▶ Exercise objective
Exactly how many lines in this data contain the word "JSON"? Only the number should be given.

::::::::

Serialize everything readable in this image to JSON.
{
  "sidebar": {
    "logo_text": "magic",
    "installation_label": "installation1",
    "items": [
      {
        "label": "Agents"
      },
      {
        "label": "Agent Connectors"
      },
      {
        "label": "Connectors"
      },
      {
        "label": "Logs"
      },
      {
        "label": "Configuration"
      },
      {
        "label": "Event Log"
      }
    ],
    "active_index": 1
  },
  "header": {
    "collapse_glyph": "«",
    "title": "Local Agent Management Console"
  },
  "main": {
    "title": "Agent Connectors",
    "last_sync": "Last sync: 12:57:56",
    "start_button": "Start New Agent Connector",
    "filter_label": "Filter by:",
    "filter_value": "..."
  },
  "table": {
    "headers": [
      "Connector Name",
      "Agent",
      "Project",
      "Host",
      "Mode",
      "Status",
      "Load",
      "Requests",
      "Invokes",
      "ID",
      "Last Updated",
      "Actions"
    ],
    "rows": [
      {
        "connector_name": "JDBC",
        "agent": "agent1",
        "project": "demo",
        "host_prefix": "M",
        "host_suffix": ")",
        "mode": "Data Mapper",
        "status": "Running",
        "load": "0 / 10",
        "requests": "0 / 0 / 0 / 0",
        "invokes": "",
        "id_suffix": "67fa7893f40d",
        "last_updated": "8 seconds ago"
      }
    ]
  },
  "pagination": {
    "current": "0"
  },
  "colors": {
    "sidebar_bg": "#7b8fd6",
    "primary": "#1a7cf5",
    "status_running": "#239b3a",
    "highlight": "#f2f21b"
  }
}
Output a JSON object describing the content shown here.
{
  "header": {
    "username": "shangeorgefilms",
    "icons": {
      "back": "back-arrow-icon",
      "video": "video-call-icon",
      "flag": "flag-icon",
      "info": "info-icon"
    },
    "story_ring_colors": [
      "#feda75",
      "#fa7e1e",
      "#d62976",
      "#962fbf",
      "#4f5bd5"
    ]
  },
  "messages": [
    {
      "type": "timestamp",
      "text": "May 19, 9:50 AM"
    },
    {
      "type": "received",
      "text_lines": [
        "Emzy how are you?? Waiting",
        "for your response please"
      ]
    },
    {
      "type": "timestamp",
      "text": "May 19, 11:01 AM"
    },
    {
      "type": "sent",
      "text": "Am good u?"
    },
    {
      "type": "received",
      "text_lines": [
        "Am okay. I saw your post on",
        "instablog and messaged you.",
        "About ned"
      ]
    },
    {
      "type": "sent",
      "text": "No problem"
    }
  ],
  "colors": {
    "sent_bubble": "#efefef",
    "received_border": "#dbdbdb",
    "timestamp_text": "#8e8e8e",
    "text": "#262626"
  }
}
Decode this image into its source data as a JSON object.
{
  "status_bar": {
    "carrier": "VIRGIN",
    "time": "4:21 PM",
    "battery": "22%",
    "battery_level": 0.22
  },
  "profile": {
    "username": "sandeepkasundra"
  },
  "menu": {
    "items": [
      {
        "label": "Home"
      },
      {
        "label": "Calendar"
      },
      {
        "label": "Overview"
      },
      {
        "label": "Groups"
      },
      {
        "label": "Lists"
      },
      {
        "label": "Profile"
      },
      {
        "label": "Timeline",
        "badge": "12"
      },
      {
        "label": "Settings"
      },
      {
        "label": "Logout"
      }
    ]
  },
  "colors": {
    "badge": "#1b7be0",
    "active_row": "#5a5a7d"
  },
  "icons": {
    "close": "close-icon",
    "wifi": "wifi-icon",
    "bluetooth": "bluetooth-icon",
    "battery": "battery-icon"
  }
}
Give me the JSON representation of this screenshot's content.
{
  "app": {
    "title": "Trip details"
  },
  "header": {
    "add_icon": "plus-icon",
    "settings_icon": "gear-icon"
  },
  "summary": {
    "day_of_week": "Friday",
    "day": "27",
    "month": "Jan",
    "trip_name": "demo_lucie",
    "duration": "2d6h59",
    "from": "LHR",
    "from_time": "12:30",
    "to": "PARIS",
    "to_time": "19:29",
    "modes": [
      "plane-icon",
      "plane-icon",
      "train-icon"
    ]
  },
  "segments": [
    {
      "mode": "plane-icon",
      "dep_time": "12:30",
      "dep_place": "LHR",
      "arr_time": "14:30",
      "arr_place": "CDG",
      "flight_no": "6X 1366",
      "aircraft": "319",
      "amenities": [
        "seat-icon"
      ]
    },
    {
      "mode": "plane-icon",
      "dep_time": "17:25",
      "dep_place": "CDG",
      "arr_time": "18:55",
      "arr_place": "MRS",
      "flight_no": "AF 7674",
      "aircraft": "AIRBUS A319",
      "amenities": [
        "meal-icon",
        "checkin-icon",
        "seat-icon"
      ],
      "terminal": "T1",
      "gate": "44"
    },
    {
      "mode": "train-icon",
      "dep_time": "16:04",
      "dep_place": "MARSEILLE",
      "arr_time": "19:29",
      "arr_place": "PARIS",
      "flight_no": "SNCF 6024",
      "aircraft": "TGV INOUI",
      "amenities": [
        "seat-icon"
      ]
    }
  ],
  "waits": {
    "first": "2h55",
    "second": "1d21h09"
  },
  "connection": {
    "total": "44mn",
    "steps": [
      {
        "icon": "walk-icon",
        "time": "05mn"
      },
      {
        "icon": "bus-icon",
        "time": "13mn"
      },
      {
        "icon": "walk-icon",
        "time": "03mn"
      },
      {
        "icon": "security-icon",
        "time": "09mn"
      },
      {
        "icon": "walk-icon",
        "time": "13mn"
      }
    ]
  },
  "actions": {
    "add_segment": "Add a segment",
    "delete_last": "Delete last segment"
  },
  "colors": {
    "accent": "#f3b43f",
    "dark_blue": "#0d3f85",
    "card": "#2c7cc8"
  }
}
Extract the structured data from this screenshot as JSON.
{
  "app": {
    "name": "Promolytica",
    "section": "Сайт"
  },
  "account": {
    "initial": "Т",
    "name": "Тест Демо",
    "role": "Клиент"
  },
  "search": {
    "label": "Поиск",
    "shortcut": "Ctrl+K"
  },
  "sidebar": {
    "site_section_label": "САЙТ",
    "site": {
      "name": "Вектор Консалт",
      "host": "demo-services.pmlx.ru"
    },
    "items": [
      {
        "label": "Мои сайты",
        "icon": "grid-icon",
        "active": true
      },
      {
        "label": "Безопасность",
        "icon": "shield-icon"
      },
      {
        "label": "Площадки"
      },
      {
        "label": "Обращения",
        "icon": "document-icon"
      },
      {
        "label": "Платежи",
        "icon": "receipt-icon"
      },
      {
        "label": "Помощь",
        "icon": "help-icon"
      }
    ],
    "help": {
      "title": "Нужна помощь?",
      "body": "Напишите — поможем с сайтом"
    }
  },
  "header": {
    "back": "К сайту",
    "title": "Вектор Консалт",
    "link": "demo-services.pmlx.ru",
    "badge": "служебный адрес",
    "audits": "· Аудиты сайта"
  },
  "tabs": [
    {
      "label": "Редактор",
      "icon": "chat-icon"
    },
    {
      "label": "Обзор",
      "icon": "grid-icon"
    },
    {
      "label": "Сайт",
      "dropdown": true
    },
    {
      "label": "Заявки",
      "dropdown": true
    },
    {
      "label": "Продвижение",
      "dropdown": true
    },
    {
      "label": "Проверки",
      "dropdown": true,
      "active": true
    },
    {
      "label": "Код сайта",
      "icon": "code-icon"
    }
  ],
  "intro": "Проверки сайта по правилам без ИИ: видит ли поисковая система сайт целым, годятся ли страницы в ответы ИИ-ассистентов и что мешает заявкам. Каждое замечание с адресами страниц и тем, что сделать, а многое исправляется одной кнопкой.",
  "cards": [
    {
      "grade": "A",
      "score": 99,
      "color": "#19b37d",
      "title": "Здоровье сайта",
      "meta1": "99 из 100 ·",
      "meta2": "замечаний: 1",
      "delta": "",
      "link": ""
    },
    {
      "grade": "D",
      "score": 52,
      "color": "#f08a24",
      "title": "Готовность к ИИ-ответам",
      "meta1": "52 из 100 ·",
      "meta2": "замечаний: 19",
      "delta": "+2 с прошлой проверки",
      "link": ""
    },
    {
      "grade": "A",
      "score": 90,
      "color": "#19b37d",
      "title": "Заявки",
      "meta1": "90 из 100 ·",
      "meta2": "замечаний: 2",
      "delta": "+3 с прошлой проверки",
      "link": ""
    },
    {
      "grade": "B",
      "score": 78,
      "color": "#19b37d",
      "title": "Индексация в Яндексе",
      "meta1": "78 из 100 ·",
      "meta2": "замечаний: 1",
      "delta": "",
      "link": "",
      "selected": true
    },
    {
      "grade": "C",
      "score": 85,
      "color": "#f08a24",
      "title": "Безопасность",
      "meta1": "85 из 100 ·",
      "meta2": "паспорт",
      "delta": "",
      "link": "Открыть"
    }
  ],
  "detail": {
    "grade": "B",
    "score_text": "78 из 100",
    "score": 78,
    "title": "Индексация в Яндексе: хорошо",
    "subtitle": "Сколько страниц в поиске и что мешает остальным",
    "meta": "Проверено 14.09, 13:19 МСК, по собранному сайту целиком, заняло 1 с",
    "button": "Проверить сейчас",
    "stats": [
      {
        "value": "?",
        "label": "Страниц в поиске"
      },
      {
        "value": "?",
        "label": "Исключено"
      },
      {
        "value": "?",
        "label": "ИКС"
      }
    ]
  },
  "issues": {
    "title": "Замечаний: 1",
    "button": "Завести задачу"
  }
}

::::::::

▶ Response area
5